Findings from older studies verify that cannabis does indeed help treat gastritis, alcoholic or not. This is because cannabinoid receptors are found in the stomach, and cannabinoid intake can help individuals safely heal gut problems without any side effects. European researchers say that, “It was not surprising to discover that the GI tract accommodates and expresses all the components of the ECS (the endocannabinoid system). Animal studies have also said that “the endocannabinoid system conveys protections to the GI tract (e.g. from inflammation and abnormally high gastric and enteric secretions.”
Additionally, cannabis has been shown to effectively treat the symptoms of gastritis especially nausea and vomiting, one of the most prevalent signs of this disease. Tetrahydrocananbinol (THC) has been prescribed as far back as the 80’s for its efficacy in addressing nausea. It is already commonly used by chemotherapy patients for whom nausea and vomiting is a common side effect. THC works so well for nausea and vomiting because it interacts with cannabinoid receptors in the brain that are responsible for regulating nausea. Loss of appetite can also result as a result of gastritis, and cannabis can help with this too. The “munchies” are the most popular effect of consuming cannabis; a phenomenon described as ravenous hunger and an insatiable appetite spurred by ingesting cannabis high in THC.

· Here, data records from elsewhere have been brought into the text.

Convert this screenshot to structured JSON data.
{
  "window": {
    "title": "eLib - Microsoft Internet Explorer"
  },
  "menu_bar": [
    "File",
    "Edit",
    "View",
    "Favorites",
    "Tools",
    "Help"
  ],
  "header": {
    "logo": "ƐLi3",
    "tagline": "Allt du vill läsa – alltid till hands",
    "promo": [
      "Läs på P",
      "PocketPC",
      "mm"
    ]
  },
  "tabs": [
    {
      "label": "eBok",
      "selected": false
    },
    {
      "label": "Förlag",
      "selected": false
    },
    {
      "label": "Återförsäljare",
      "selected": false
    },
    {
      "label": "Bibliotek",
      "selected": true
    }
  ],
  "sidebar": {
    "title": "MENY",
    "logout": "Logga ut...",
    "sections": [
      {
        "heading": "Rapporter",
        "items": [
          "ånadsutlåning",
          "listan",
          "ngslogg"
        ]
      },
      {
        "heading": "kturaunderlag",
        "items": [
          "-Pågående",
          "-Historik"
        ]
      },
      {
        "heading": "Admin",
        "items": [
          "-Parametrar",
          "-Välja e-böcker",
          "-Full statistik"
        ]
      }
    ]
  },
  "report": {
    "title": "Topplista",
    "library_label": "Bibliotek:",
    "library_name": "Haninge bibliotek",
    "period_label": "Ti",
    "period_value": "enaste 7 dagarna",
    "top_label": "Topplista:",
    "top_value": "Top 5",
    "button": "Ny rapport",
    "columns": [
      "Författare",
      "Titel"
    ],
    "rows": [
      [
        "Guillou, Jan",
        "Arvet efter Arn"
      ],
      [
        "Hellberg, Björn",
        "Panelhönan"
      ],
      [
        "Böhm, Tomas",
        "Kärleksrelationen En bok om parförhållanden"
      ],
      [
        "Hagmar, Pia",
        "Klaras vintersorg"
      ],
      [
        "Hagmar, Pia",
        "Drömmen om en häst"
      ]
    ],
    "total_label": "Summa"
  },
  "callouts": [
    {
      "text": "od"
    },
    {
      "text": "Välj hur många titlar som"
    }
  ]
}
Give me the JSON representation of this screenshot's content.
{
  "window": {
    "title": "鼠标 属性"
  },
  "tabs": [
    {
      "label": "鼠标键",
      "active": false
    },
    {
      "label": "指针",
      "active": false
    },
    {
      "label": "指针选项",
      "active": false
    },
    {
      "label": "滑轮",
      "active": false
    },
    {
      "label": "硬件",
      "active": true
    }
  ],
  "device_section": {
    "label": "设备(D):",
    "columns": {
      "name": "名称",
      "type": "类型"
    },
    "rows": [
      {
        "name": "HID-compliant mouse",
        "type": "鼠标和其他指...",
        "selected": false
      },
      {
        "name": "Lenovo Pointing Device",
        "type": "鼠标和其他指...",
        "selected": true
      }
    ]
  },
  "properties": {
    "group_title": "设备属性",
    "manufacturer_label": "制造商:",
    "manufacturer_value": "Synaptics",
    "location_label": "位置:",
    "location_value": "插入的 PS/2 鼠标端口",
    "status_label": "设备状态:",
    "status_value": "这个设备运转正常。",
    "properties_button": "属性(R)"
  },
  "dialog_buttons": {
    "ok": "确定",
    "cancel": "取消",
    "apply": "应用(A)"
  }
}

Current medical literature shows that cannabis can also treat other symptoms of gastritis including upset stomachs, and indigestion. Patients may also be prone to suffering emotional problems as a result of the condition, such as anxiety, which cannabis can help with as well.